Interface dataset entries:
□ □ □ □ □

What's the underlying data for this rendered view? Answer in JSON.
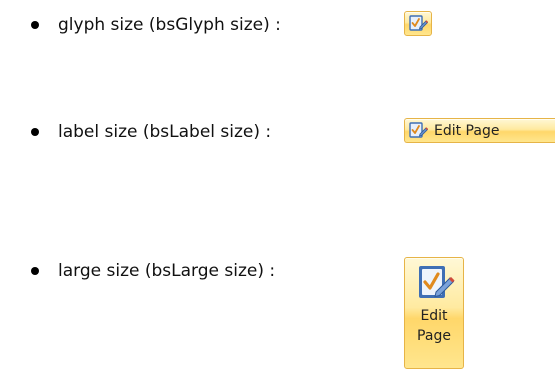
{
  "items": [
    {
      "text": "glyph size (bsGlyph size) :",
      "button": {
        "style": "glyph",
        "icon": "edit-page-icon"
      }
    },
    {
      "text": "label size (bsLabel size) :",
      "button": {
        "style": "label",
        "icon": "edit-page-icon",
        "caption": "Edit Page"
      }
    },
    {
      "text": "large size (bsLarge size) :",
      "button": {
        "style": "large",
        "icon": "edit-page-icon",
        "caption_line1": "Edit",
        "caption_line2": "Page"
      }
    }
  ],
  "colors": {
    "button_border": "#e6b447",
    "button_fill_top": "#fff8d6",
    "button_fill_bottom": "#ffd76a",
    "icon_blue": "#3f6fb5",
    "check_orange": "#e08a1e"
  }
}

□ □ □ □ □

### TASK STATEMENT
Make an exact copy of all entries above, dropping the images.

### RESULT FOR THIS TASK
What's the underlying data for this rendered view? Answer in JSON.
{
  "items": [
    {
      "text": "glyph size (bsGlyph size) :",
      "button": {
        "style": "glyph",
        "icon": "edit-page-icon"
      }
    },
    {
      "text": "label size (bsLabel size) :",
      "button": {
        "style": "label",
        "icon": "edit-page-icon",
        "caption": "Edit Page"
      }
    },
    {
      "text": "large size (bsLarge size) :",
      "button": {
        "style": "large",
        "icon": "edit-page-icon",
        "caption_line1": "Edit",
        "caption_line2": "Page"
      }
    }
  ],
  "colors": {
    "button_border": "#e6b447",
    "button_fill_top": "#fff8d6",
    "button_fill_bottom": "#ffd76a",
    "icon_blue": "#3f6fb5",
    "check_orange": "#e08a1e"
  }
}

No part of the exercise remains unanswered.